The mayhem in the Indian stock market in the past few months has prompted several sub-brokers operating in the cash segment to discontinue their business.
As many as 3,018 sub-brokers shut shop in July, latest data put up on market regulator Sebi’s website show. In the first four months of FY14, the sub-broker count is down by 4,200. Notably, the number of sub-brokers had stood at 83,808 at the end of FY11, which means 17,766 sub-brokers have ceased operations in the last 29 months.
“A tough market situation and escalating operating costs have made it unviable for sub-brokers to run their business,” said Prasanth Prabhakaran, president, retail broking, IIFL. “The mortality rate of sub-brokers is high as they typically function without a sales team and depend on a handful of clients to get them business. Once these clients stop trading, survival can become difficult.”
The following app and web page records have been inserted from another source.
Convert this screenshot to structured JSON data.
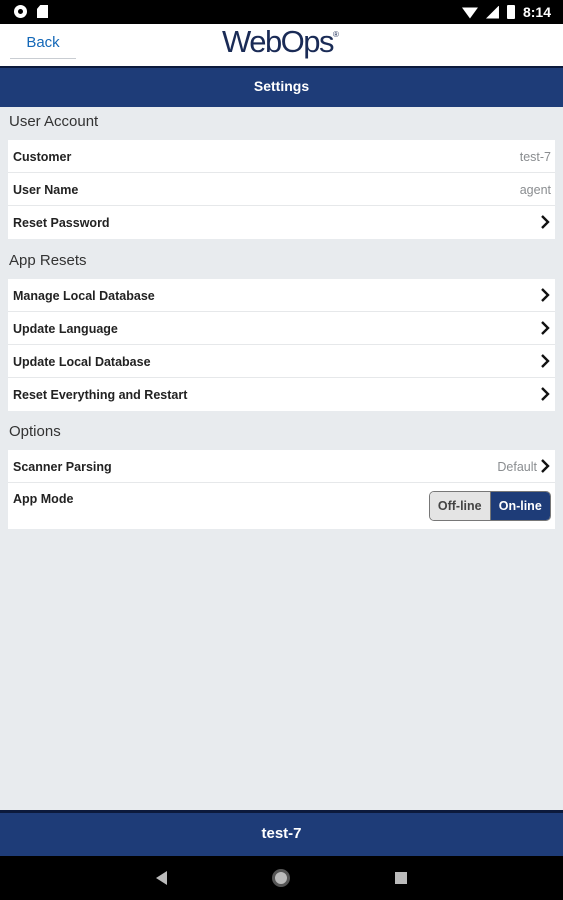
{
  "status_bar": {
    "time": "8:14"
  },
  "header": {
    "back_label": "Back",
    "logo_text": "WebOps",
    "logo_mark": "®"
  },
  "title": "Settings",
  "sections": {
    "user_account": {
      "title": "User Account",
      "rows": [
        {
          "label": "Customer",
          "value": "test-7"
        },
        {
          "label": "User Name",
          "value": "agent"
        },
        {
          "label": "Reset Password"
        }
      ]
    },
    "app_resets": {
      "title": "App Resets",
      "rows": [
        {
          "label": "Manage Local Database"
        },
        {
          "label": "Update Language"
        },
        {
          "label": "Update Local Database"
        },
        {
          "label": "Reset Everything and Restart"
        }
      ]
    },
    "options": {
      "title": "Options",
      "rows": [
        {
          "label": "Scanner Parsing",
          "value": "Default"
        },
        {
          "label": "App Mode",
          "toggle_off": "Off-line",
          "toggle_on": "On-line",
          "selected": "On-line"
        }
      ]
    }
  },
  "footer": {
    "text": "test-7"
  },
  "colors": {
    "primary": "#1e3c78",
    "link": "#1468b8",
    "background": "#e8ebee"
  }
}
According to Sandip Raichura, head, retail, Prabhudas Lilladher, sub-brokers working with weaker brands have suffered the most. “Those focussed on a pure execution-based model have taken a greater hit than those who have diversifed into selling third-party products such as mutual funds and company fixed deposits.”
Retail investors have stayed away from the market for nearly three years now, according to broking officials. The recent underperformance of mid-cap stocks has further taken its toll on investor confidence. “Sub-brokers who aggressively pushed mid caps or even penny stocks to clients find themselves in a tough spot. If a client's portfolio declines 70-90% in a span of six-to-eight months, it's hard to restore his confidence,” said Raichura.
The BSE Mid Cap index declined 7% in July and is down more than 11% in FY14. In contrast, the benchmark BSE Sensex shed just 0.25% in July and is up 2.3% in FY14.
Plunging cash market volumes have also impacted revenues. Average daily cash turnover on the NSE stood at R10,582 crore as on July 31, 2013. In June, the turnover had touched R10,397 crore, the lowest in the past five years, according to Sebi data. Similarly, average trade size has declined 23% to R18,946 in July from R24,608 at the end of FY10.
The cash delivery segment contributes the most by way of revenues to brokers. At present, brokerage for cash delivery ranges between 0.08% and 0.25% of the total traded turnover, much higher than the rates for intra-day trades (0.01%-0.03%) and futures trades (0.005%-0.015%).
Experts believe that with the stock market continuing to face multiple headwinds, sub-brokers will continue to face tough times in the coming months. “Retail participation is unlikely to improve any time soon,” said Prabhakaran. A recent Prabhudas Lilladher report said the market is likely to remain volatile over the medium term.